Mysterious Creature Described as Dogman or Interbreed Is Just a Wolf, Scientists Say

A gray wolf in nature. Wildlife officials confirmed that a creature shot last month in Montana was in fact a gray wolf. Getty Images

In Montana, a rancher opened fire on a four-legged creature that was stalking his herd near Denton. He thought the beast was a wolf, but when wildlife authorities arrived on the scene, they weren't quite sure. The animal's short legs and big ears led experts to speculate that the creature could be a dog-wolf hybrid. On social media, conspiracy theorists suggested that it might something supernatural, like a dogman or a bigfoot. Now, the mystery is solved.

Officials from Montana Fish, Wildlife and Parks confirmed on Monday in a press release that the mysterious animal is a gray wolf from the northern Rocky Mountains.

"The conclusion was clear," the agency said. They explained that there might have been some confusion because of how the wolf looked in photos that were circulated online. One picture shows the wolf lifeless on the back of a pickup truck, with a fresh bullet hole in his the back of his shaggy brown coat. The angle of the image could have obscured the features of the animal.

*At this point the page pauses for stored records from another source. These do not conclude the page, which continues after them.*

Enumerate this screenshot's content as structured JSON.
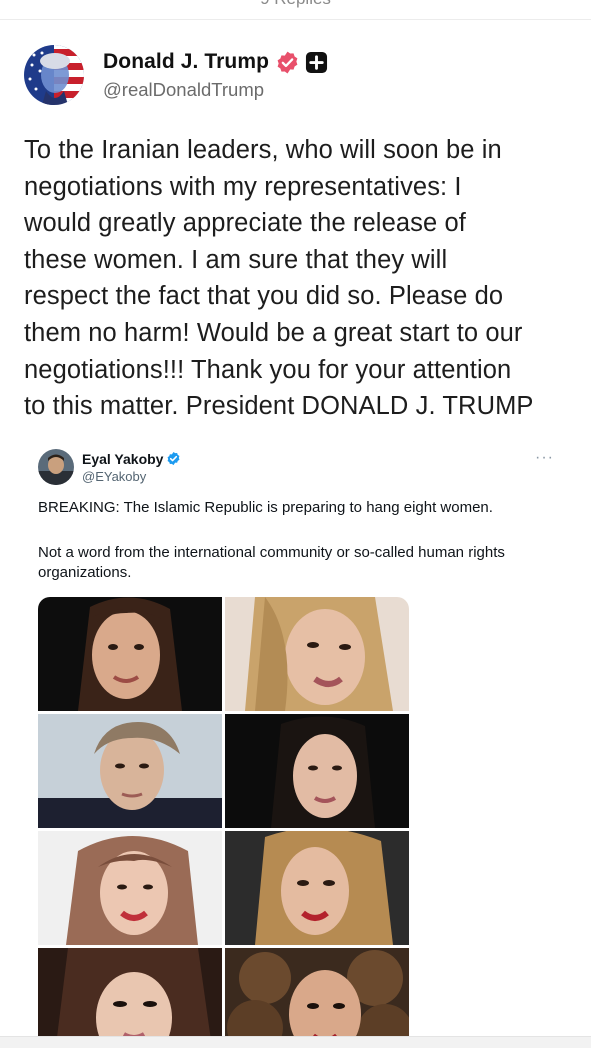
{
  "top": {
    "replies_label": "9 Replies"
  },
  "post": {
    "display_name": "Donald J. Trump",
    "handle": "@realDonaldTrump",
    "verified_badge_color": "#e8506b",
    "text": "To the Iranian leaders, who will soon be in\nnegotiations with my representatives: I\nwould greatly appreciate the release of\nthese women. I am sure that they will\nrespect the fact that you did so. Please do\nthem no harm! Would be a great start to our\nnegotiations!!! Thank you for your attention\nto this matter. President DONALD J. TRUMP"
  },
  "embedded_post": {
    "display_name": "Eyal Yakoby",
    "handle": "@EYakoby",
    "more_label": "···",
    "verified_badge_color": "#1d9bf0",
    "text_1": "BREAKING: The Islamic Republic is preparing to hang eight women.",
    "text_2": "Not a word from the international community or so-called human rights organizations.",
    "photo_count": 8
  },
  "icons": {
    "verified": "verified-badge-icon",
    "plus": "plus-square-icon",
    "more": "more-horizontal-icon"
  }
}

Some photos "seemed to show short legs and big ears."

The canine creature shot in Montana a month ago that captured the curiosity of the nation is actually a gray wolf

— Independent Record (@helenaironline) June 18, 2018

To reach their conclusion about the identity of the wolf, the U.S. Fish and Wildlife Service forensic laboratory in Oregon used a sample of the animal's DNA to compare it to thousands of other DNA samples from wolves, coyotes and dogs.

The wolf is thought to be between 2 and 3 years old. It's body measured 45 inches from the tip of the nose to the rump and it weighed in at about 84.5 pounds.

When news of the mysterious animal broke, wolf management specialist for Montana Fish, Wildlife and Parks Ty Smucker told the Great Falls Tribune, that the animal might be the result of interbreeding between a dog and a wolf.

"We've had a few instances of wolf-dog hybrids out there. One was out somewhere in eastern central Montana killing sheep like crazy," he said. "Finally, we caught it and it turned out to be a hybrid."

Although it can happen, interbreeding between these two animals is relatively rare because of the territorial natural of wolves, according to the animal protection organization the International Wolf Center in Minnesota.

A more likely explanation is that there is a great deal of variability in the wolf species, Mary Curtis, geneticist for the U.S. Fish and Wildlife Service, said in a statement.